The United Nations on Wednesday promoted the annual ‘Season for Non-violence’ to students with songs, speeches and calls for peace.
Choir groups sang of hope, youth leaders spoke on the importance of non-violence, and boys and girls from several schools in and around New York and New Jersey filled every seat of a conference room at the UN headquarters in recognition of the 11th U.N.
Observance of the Season for Non-violence from January 30-April 4. “Education is the key to develop peace, and I am a product of those efforts,” John Ng’Ongolo, a diplomat from Tanzania which helped sponsor the event, told the students. “We will at the end of today... resolve to the use of non-violence, and renounce the use of violence,” he said.

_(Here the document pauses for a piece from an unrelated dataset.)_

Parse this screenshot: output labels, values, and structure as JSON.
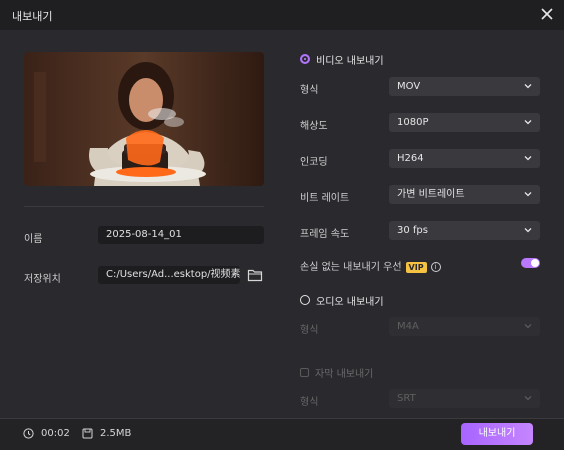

The Season for Non-violence is a national 64-day educational grassroots campaign committed to encouraging non-violence and inspired by the 50th and 30th memorial anniversaries of Mahatma Gandhi, Martin Luther King Jr, and Cesar Chavez. Six other organizations sponsored the UN event, including The MK Gandhi Institute for Non-violence and the Association for Global New Thought, a group that promotes spiritually motivated activism.
The season has been observed at the UN since 1988. Its promotion has led to activities in 467 cities in 40 states and 18 countries over the past eight years, according to the organisers. Michael Beckwith, co-founder of the Association for Global New Thought, which organises ‘A Season of Non-violence’, said the group had gathered to remind themselves that civilisation and violence are antithetical. “You are the spiritual trustees of a civilisation seeking to be born,” he told the hundreds of young people in the audience to loud cheers and a standing ovation.
Stella Schuhmacher, who works in the child protection program at Unicef, the UN children’s agency, introduced a three-year study released in 2006 which exposed the scale and impact of violence against children globally. “Violence is never justifiable and always preventable,” she said.
Gyude Moore, a refugee from Liberia and a graduate student at Georgetown University, encouraged the group to act against injustices they witness in their daily lives. The ‘Peaceport’ was introduced by Molly Taylor, program coordinator for A Season for Non-violence.
By promoting non-violence and performing acts of peace, the students receive stamps from teachers in a passport-like ‘Peaceport’ for each act. Those who perform a dozen acts can be recognized on the organisation’s Web site.